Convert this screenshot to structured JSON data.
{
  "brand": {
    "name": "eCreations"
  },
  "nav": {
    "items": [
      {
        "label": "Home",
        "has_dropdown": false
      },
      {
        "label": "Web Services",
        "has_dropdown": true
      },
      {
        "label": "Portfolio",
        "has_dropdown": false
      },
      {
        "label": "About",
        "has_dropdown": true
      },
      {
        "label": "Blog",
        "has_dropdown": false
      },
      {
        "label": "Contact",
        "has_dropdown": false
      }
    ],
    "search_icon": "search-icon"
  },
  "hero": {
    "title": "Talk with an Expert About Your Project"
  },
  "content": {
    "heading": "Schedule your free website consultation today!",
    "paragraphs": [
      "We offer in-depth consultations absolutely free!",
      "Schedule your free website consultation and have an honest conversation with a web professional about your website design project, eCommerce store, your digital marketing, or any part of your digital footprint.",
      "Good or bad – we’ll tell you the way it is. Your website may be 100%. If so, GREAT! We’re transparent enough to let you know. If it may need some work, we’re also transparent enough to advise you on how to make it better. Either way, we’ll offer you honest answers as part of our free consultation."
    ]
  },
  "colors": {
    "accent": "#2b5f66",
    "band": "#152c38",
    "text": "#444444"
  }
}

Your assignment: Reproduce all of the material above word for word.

Solution below:
Convert this screenshot to structured JSON data.
{
  "brand": {
    "name": "eCreations"
  },
  "nav": {
    "items": [
      {
        "label": "Home",
        "has_dropdown": false
      },
      {
        "label": "Web Services",
        "has_dropdown": true
      },
      {
        "label": "Portfolio",
        "has_dropdown": false
      },
      {
        "label": "About",
        "has_dropdown": true
      },
      {
        "label": "Blog",
        "has_dropdown": false
      },
      {
        "label": "Contact",
        "has_dropdown": false
      }
    ],
    "search_icon": "search-icon"
  },
  "hero": {
    "title": "Talk with an Expert About Your Project"
  },
  "content": {
    "heading": "Schedule your free website consultation today!",
    "paragraphs": [
      "We offer in-depth consultations absolutely free!",
      "Schedule your free website consultation and have an honest conversation with a web professional about your website design project, eCommerce store, your digital marketing, or any part of your digital footprint.",
      "Good or bad – we’ll tell you the way it is. Your website may be 100%. If so, GREAT! We’re transparent enough to let you know. If it may need some work, we’re also transparent enough to advise you on how to make it better. Either way, we’ll offer you honest answers as part of our free consultation."
    ]
  },
  "colors": {
    "accent": "#2b5f66",
    "band": "#152c38",
    "text": "#444444"
  }
}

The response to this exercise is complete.